Setting up a small Windows Server 2003 network with 2 servers - best practices?
Posted on 2005-05-16
I'm building a Windows Server 2003 network and would like some input in the form of comments and suggestions as to best practices and layouts to achieve the desired result with the hardware we have. For the purposes of this discussion, let's keep the "backup" talk to a minimum, as we are pretty well equipped with automated backup processes. I'm more interested in security and preservation of settings; I want to keep the primary domain controller clean.
We have 2 servers; one brand-new (what I've been calling the Primary Server) and one slightly older and less powerful (of course I've been calling this the Secondary Server).
We have a Netgear hardware firewall/VPN but I think we'll want to use the internal software VPN in WS2003. There is also a small LAN with a couple of XP systems hooked up to it.
We will be using Terminal Services and Active Directory to set up remote (and local) users with virtual desktops on the server. Some internet and email applications will be accessed from these accounts. Primary usage will be intensive data analysis using Office applications (Access).
As for network architecture, this is what I'm thinking:
_ LAN _
S1 S2 -- firewall -- internet -- vpn tunnel
Do I want to isolate the user accounts to the secondary server, and put the data and applications on the primary (faster) server? I suppose though that the user desktops should be on the machine housing the applications, and that the data, for speed, should be on the same machine within the network. ?
What should be the distribution of roles between the two servers? Should they both be domain controllers?

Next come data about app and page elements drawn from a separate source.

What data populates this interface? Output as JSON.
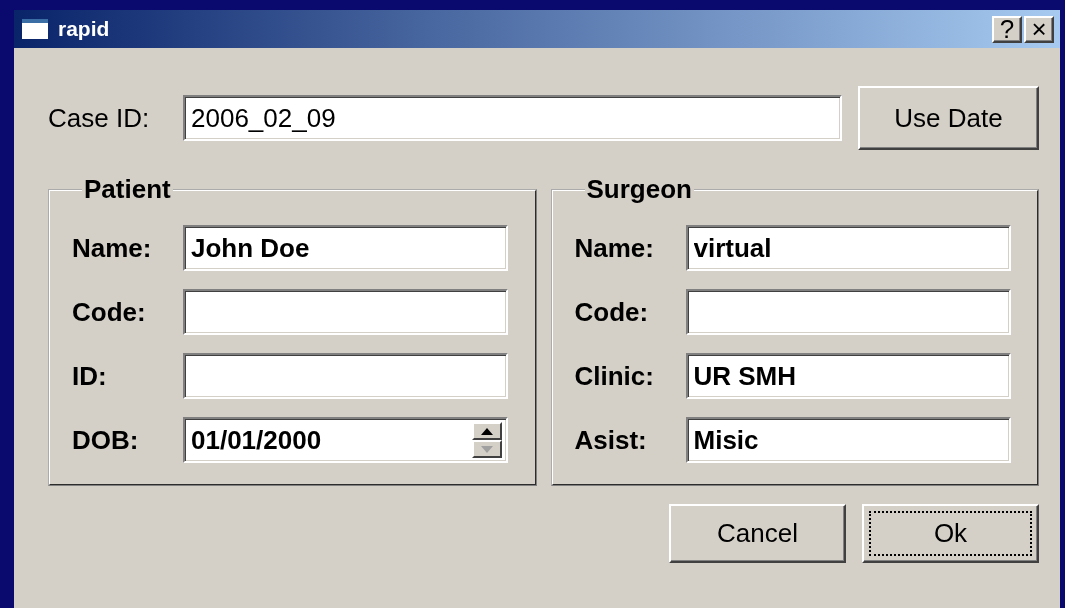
{
  "window": {
    "title": "rapid",
    "title_buttons": [
      "?",
      "×"
    ]
  },
  "case_id": {
    "label": "Case ID:",
    "value": "2006_02_09",
    "button": "Use Date"
  },
  "groups": [
    {
      "title": "Patient",
      "fields": [
        {
          "kind": "text",
          "label": "Name:",
          "value": "John Doe"
        },
        {
          "kind": "text",
          "label": "Code:"
        },
        {
          "kind": "text",
          "label": "ID:"
        },
        {
          "kind": "spin",
          "label": "DOB:",
          "value": "01/01/2000"
        }
      ]
    },
    {
      "title": "Surgeon",
      "fields": [
        {
          "kind": "text",
          "label": "Name:",
          "value": "virtual"
        },
        {
          "kind": "text",
          "label": "Code:"
        },
        {
          "kind": "text",
          "label": "Clinic:",
          "value": "UR SMH"
        },
        {
          "kind": "text",
          "label": "Asist:",
          "value": "Misic"
        }
      ]
    }
  ],
  "buttons": [
    {
      "label": "Cancel",
      "focused": false
    },
    {
      "label": "Ok",
      "focused": true
    }
  ]
}
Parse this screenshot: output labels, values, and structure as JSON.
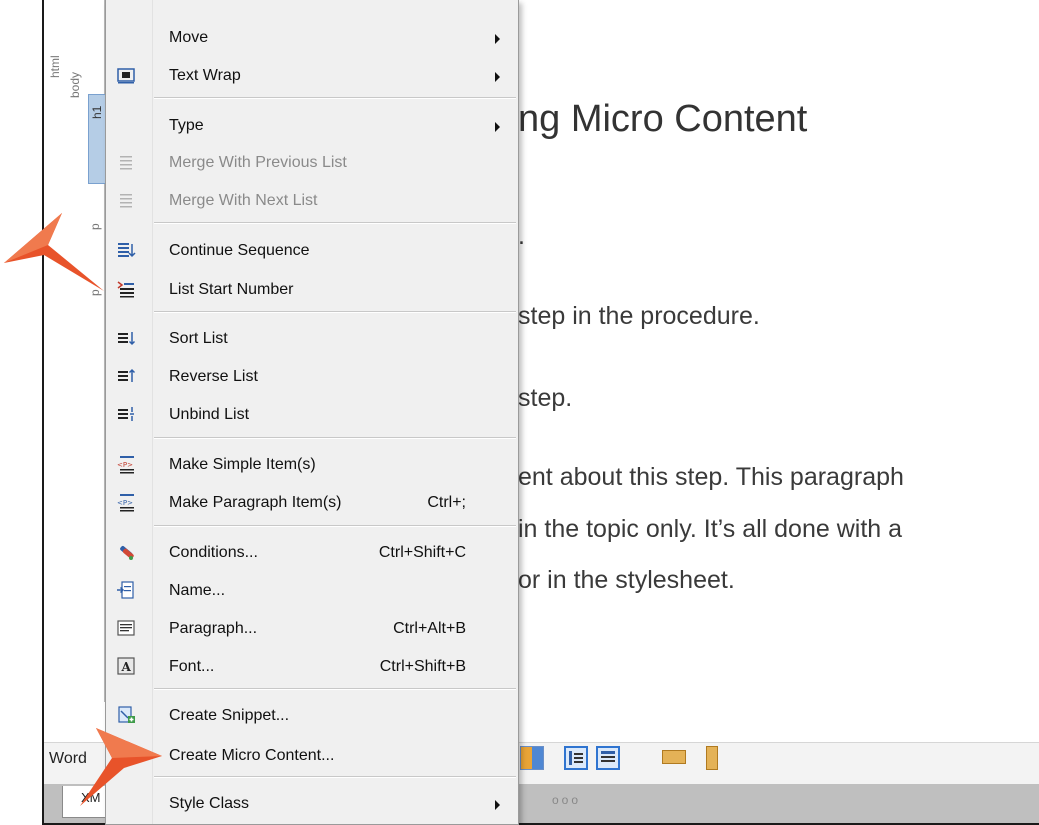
{
  "structure": {
    "html_label": "html",
    "body_label": "body",
    "h1_label": "h1",
    "p_label": "p"
  },
  "document": {
    "heading": "ng Micro Content",
    "fragment1": ".",
    "line_step1": "step in the procedure.",
    "line_step2": "step.",
    "line_p1": "ent about this step. This paragraph",
    "line_p2": "in the topic only. It’s all done with a",
    "line_p3": "or in the stylesheet."
  },
  "bottom": {
    "word_label": "Word",
    "xml_tab": "XM",
    "dots": "ooo"
  },
  "menu": {
    "items": [
      {
        "label": "Move",
        "shortcut": "",
        "submenu": true,
        "enabled": true,
        "icon": "none"
      },
      {
        "label": "Text Wrap",
        "shortcut": "",
        "submenu": true,
        "enabled": true,
        "icon": "text-wrap-icon"
      },
      {
        "label": "Type",
        "shortcut": "",
        "submenu": true,
        "enabled": true,
        "icon": "none"
      },
      {
        "label": "Merge With Previous List",
        "shortcut": "",
        "submenu": false,
        "enabled": false,
        "icon": "merge-previous-icon"
      },
      {
        "label": "Merge With Next List",
        "shortcut": "",
        "submenu": false,
        "enabled": false,
        "icon": "merge-next-icon"
      },
      {
        "label": "Continue Sequence",
        "shortcut": "",
        "submenu": false,
        "enabled": true,
        "icon": "continue-sequence-icon"
      },
      {
        "label": "List Start Number",
        "shortcut": "",
        "submenu": false,
        "enabled": true,
        "icon": "list-start-number-icon"
      },
      {
        "label": "Sort List",
        "shortcut": "",
        "submenu": false,
        "enabled": true,
        "icon": "sort-list-icon"
      },
      {
        "label": "Reverse List",
        "shortcut": "",
        "submenu": false,
        "enabled": true,
        "icon": "reverse-list-icon"
      },
      {
        "label": "Unbind List",
        "shortcut": "",
        "submenu": false,
        "enabled": true,
        "icon": "unbind-list-icon"
      },
      {
        "label": "Make Simple Item(s)",
        "shortcut": "",
        "submenu": false,
        "enabled": true,
        "icon": "simple-item-icon"
      },
      {
        "label": "Make Paragraph Item(s)",
        "shortcut": "Ctrl+;",
        "submenu": false,
        "enabled": true,
        "icon": "paragraph-item-icon"
      },
      {
        "label": "Conditions...",
        "shortcut": "Ctrl+Shift+C",
        "submenu": false,
        "enabled": true,
        "icon": "conditions-icon"
      },
      {
        "label": "Name...",
        "shortcut": "",
        "submenu": false,
        "enabled": true,
        "icon": "name-icon"
      },
      {
        "label": "Paragraph...",
        "shortcut": "Ctrl+Alt+B",
        "submenu": false,
        "enabled": true,
        "icon": "paragraph-icon"
      },
      {
        "label": "Font...",
        "shortcut": "Ctrl+Shift+B",
        "submenu": false,
        "enabled": true,
        "icon": "font-icon"
      },
      {
        "label": "Create Snippet...",
        "shortcut": "",
        "submenu": false,
        "enabled": true,
        "icon": "create-snippet-icon"
      },
      {
        "label": "Create Micro Content...",
        "shortcut": "",
        "submenu": false,
        "enabled": true,
        "icon": "none"
      },
      {
        "label": "Style Class",
        "shortcut": "",
        "submenu": true,
        "enabled": true,
        "icon": "none"
      }
    ]
  },
  "colors": {
    "callout_arrow": "#e8532a",
    "menu_bg": "#f0f0f0",
    "icon_blue": "#2f5fa8"
  }
}
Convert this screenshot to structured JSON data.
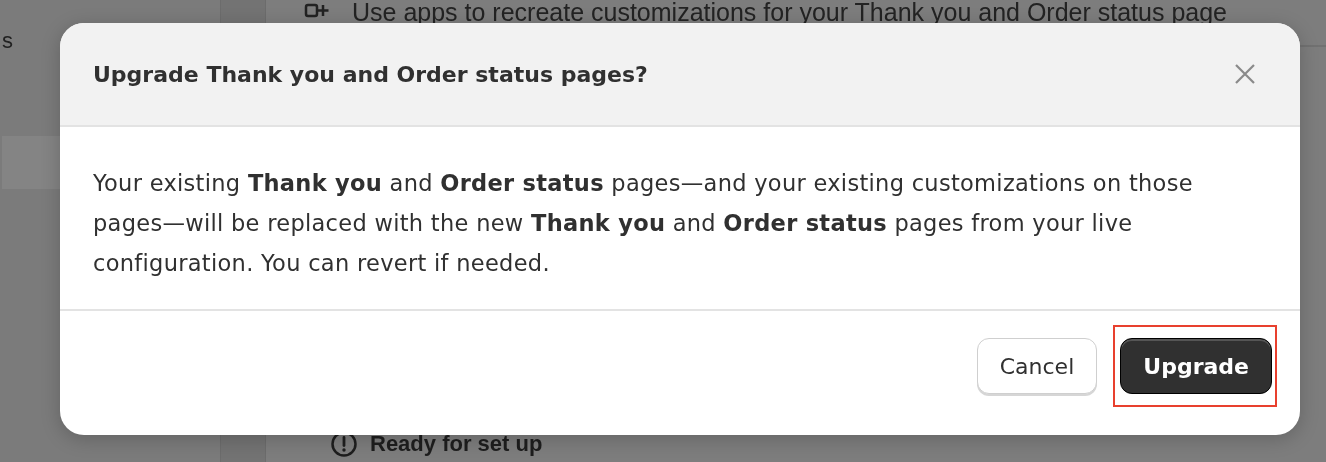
{
  "background": {
    "sidebar": {
      "items": [
        {
          "label": "s",
          "selected": false
        },
        {
          "selected": true
        }
      ]
    },
    "banner": {
      "text": "Use apps to recreate customizations for your Thank you and Order status page"
    },
    "status": {
      "text": "Ready for set up"
    }
  },
  "dialog": {
    "title": "Upgrade Thank you and Order status pages?",
    "body": "Your existing **Thank you** and **Order status** pages—and your existing customizations on those pages—will be replaced with the new **Thank you** and **Order status** pages from your live configuration. You can revert if needed.",
    "buttons": [
      {
        "label": "Cancel",
        "kind": "secondary",
        "highlighted": false
      },
      {
        "label": "Upgrade",
        "kind": "primary",
        "highlighted": true
      }
    ]
  }
}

How would you set up a two-server small network with VPN and terminal services, where the primary objective is speed with relation to data access?